Material shown section start

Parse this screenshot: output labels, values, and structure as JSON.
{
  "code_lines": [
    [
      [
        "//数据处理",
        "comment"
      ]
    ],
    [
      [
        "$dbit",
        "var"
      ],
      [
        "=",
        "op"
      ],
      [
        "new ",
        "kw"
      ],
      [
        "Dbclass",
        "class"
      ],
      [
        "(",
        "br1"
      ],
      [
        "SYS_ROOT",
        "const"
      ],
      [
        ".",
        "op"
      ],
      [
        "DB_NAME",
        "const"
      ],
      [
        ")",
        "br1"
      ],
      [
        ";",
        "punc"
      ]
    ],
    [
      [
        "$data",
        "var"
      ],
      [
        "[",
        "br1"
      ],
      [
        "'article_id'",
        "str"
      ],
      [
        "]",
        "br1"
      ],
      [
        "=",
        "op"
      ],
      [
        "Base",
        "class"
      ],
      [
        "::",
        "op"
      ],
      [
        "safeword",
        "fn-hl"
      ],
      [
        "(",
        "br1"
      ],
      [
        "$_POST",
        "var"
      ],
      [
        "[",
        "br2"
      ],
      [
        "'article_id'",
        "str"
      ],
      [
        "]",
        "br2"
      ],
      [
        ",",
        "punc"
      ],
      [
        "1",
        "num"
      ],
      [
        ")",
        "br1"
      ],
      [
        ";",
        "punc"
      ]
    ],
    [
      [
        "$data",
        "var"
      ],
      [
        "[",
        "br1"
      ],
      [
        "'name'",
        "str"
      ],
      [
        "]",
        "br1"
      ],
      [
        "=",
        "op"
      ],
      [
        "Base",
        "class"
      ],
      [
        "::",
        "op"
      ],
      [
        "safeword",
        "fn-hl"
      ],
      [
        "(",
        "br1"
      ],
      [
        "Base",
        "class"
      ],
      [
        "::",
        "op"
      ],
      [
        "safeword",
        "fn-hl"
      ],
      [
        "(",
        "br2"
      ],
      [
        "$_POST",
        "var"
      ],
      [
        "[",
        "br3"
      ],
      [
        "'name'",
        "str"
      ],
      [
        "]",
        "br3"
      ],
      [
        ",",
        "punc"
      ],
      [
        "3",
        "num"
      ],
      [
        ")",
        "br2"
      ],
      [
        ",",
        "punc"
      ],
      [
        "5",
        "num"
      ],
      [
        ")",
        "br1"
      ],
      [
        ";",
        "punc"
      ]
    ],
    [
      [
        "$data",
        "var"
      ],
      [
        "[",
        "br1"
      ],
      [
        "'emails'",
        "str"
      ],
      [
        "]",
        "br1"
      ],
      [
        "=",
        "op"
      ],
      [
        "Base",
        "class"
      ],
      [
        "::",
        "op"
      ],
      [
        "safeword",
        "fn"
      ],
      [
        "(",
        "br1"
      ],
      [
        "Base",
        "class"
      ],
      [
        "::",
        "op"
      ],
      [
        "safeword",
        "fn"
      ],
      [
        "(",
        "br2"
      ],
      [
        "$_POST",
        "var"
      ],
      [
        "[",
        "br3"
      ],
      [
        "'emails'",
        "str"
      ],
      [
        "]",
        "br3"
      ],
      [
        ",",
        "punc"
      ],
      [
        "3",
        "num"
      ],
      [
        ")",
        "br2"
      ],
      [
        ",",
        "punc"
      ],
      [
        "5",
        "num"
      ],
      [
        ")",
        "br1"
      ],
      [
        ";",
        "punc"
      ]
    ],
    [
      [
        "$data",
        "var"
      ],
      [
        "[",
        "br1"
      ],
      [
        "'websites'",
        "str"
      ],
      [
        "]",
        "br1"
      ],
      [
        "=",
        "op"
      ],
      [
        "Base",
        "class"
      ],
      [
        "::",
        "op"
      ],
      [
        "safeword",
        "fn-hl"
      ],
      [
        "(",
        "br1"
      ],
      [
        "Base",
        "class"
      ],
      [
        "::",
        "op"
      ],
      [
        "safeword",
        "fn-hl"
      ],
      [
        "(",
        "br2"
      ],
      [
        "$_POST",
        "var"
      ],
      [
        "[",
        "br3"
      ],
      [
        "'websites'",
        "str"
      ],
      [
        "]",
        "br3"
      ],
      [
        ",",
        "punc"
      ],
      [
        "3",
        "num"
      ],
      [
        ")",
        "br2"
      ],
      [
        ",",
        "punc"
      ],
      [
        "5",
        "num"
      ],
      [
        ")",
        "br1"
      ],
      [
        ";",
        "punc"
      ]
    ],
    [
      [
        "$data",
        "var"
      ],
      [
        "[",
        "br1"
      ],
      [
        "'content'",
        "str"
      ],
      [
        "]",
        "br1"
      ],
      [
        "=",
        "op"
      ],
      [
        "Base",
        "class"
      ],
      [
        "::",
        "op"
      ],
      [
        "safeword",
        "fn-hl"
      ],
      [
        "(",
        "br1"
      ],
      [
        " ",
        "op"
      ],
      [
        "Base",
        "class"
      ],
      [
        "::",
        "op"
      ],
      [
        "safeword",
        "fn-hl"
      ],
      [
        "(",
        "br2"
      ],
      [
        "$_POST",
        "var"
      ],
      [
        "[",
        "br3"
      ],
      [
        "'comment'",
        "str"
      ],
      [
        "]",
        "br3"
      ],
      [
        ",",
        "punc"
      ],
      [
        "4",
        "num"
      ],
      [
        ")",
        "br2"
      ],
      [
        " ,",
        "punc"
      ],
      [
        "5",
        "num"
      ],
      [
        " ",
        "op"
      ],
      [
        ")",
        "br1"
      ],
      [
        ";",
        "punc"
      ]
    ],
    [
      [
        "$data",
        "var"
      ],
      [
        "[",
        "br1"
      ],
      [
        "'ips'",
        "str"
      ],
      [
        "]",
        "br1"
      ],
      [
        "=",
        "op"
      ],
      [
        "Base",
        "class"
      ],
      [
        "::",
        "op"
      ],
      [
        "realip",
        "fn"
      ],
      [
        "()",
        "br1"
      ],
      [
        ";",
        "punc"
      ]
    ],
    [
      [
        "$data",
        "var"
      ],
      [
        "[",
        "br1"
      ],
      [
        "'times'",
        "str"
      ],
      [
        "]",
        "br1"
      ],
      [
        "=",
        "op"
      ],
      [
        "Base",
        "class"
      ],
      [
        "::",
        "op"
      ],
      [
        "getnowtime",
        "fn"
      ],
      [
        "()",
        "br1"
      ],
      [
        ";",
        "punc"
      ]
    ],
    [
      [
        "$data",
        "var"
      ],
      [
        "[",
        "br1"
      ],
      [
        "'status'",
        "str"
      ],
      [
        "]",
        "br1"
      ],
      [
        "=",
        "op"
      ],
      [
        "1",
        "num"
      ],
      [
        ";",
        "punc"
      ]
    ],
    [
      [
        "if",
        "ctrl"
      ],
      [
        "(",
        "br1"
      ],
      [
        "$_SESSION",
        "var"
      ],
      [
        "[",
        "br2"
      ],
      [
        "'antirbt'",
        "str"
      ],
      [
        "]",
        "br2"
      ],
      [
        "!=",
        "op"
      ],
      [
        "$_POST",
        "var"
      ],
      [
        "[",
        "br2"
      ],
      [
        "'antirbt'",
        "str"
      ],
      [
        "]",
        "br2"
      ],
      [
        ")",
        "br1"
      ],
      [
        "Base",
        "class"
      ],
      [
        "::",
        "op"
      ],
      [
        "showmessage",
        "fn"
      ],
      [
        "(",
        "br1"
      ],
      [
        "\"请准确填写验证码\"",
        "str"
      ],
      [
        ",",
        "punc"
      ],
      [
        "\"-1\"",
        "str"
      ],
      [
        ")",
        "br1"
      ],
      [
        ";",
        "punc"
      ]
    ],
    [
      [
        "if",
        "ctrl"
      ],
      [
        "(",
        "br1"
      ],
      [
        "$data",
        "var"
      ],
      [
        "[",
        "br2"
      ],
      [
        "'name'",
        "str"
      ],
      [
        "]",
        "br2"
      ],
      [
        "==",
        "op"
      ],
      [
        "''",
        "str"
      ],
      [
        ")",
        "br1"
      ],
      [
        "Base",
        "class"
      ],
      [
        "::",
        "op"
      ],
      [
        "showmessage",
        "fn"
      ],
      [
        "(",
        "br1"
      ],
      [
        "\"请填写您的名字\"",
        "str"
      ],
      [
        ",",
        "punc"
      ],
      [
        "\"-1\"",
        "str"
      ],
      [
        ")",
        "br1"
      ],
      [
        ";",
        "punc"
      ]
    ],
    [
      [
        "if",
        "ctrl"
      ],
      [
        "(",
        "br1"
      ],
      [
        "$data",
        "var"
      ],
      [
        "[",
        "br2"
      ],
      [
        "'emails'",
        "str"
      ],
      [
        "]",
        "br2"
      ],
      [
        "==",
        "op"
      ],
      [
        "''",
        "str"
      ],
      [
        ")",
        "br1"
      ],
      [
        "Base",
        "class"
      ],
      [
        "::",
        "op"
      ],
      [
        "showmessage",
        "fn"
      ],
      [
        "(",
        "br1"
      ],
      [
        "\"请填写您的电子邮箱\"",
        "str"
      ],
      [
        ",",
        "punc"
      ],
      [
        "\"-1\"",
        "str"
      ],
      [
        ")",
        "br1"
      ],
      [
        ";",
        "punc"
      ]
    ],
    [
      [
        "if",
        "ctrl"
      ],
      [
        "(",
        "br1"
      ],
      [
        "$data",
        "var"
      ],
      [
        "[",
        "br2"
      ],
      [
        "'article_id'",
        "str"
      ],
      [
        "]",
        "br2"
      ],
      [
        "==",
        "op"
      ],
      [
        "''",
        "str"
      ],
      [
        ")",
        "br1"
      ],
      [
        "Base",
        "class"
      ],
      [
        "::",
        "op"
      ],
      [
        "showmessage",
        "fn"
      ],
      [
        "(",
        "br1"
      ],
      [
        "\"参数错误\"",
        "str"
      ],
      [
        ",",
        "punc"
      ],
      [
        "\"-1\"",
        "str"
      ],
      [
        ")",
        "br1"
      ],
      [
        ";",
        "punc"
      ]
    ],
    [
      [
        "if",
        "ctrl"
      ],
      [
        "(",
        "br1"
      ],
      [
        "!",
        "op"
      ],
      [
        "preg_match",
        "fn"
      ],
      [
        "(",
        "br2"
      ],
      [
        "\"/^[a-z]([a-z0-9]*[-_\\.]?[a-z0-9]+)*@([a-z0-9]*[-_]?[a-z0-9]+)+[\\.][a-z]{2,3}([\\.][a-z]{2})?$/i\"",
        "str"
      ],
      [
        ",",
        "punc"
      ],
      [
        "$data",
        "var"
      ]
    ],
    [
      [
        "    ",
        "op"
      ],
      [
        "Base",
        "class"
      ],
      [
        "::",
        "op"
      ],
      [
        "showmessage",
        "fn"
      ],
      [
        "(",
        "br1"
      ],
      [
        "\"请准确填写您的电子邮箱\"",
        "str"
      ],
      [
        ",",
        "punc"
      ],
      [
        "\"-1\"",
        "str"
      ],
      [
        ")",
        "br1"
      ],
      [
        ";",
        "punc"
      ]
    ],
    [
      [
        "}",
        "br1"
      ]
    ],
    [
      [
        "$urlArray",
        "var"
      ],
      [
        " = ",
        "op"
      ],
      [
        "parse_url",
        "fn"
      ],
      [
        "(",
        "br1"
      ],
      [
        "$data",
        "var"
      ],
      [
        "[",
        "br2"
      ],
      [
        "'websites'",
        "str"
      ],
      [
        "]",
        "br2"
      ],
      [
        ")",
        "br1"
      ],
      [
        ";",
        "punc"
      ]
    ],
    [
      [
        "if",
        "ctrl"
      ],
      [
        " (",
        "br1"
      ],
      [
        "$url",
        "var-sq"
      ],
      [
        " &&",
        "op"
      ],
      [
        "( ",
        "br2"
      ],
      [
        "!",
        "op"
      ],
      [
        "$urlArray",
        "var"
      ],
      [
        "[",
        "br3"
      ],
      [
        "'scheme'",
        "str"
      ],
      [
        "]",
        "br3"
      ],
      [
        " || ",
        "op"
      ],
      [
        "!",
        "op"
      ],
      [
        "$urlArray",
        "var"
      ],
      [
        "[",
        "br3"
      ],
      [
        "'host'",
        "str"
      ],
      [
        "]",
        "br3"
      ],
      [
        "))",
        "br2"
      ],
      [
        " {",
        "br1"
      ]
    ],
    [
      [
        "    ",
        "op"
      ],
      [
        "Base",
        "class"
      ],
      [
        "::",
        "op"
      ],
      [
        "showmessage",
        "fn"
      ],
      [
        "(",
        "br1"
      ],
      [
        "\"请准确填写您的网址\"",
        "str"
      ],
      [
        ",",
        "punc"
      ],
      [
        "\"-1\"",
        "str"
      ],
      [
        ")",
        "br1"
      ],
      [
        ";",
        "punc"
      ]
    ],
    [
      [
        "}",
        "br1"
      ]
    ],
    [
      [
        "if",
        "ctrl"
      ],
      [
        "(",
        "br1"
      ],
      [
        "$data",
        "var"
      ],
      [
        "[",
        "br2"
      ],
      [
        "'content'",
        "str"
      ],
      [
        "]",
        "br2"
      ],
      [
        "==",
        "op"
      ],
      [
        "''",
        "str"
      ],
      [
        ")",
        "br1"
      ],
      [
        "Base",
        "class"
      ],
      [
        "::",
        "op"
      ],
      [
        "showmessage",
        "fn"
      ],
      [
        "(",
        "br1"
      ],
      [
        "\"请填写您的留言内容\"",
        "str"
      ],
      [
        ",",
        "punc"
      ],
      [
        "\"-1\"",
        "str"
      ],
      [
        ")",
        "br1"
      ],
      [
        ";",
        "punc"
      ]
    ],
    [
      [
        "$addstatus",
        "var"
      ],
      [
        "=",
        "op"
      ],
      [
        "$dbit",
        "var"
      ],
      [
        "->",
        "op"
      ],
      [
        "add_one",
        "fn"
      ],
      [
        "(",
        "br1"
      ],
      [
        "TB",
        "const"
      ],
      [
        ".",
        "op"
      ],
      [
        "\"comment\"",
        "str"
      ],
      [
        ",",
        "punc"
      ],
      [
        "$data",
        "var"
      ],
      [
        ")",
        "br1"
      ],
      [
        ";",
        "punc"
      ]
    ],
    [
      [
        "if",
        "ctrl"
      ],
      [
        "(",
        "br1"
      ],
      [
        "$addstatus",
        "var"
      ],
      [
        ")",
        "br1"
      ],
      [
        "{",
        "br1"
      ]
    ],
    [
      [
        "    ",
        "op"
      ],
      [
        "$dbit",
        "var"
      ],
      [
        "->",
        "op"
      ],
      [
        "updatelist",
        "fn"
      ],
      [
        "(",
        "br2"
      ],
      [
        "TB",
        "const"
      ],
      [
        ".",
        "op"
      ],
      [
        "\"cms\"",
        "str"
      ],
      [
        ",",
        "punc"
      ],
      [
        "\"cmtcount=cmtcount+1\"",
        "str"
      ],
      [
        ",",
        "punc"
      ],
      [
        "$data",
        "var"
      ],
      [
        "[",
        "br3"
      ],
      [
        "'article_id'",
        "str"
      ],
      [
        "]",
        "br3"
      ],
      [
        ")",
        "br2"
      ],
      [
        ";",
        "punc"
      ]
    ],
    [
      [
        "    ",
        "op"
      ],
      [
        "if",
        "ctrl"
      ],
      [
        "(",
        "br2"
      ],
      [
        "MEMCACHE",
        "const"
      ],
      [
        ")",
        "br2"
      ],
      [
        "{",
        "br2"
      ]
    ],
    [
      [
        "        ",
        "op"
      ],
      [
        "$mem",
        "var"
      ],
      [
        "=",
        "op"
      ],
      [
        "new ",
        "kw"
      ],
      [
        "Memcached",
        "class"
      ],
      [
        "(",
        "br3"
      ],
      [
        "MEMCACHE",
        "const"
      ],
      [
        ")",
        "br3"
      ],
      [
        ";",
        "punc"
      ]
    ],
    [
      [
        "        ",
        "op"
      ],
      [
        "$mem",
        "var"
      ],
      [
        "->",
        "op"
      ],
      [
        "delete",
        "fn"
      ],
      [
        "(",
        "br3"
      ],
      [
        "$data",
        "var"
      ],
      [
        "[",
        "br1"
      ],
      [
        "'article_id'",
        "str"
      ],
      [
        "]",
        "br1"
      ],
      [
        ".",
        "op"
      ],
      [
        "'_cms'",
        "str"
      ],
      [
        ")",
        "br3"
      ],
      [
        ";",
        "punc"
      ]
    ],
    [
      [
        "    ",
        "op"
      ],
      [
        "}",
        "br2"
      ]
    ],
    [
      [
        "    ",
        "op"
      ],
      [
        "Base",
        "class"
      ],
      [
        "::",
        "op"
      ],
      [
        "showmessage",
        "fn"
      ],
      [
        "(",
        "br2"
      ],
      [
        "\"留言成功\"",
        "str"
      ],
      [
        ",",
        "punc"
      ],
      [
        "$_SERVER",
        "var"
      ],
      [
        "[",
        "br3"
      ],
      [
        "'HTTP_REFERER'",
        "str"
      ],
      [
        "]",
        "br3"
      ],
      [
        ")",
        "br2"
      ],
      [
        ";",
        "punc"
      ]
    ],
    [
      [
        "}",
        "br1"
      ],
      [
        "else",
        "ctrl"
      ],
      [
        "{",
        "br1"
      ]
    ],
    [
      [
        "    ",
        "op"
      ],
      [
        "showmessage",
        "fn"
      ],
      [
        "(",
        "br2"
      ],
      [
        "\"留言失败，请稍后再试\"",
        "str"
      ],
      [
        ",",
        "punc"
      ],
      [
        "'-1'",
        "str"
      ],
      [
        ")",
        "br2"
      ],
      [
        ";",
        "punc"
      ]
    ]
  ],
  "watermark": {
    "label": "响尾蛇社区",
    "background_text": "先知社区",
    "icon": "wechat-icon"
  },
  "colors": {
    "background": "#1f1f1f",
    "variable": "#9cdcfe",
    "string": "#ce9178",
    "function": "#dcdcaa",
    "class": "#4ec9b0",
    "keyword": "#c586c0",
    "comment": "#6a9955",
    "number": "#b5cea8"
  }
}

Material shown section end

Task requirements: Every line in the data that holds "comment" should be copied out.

Answer to this problem:
        "comment"
        "'comment'",
        "\"comment\"",
    "comment": "#6a9955",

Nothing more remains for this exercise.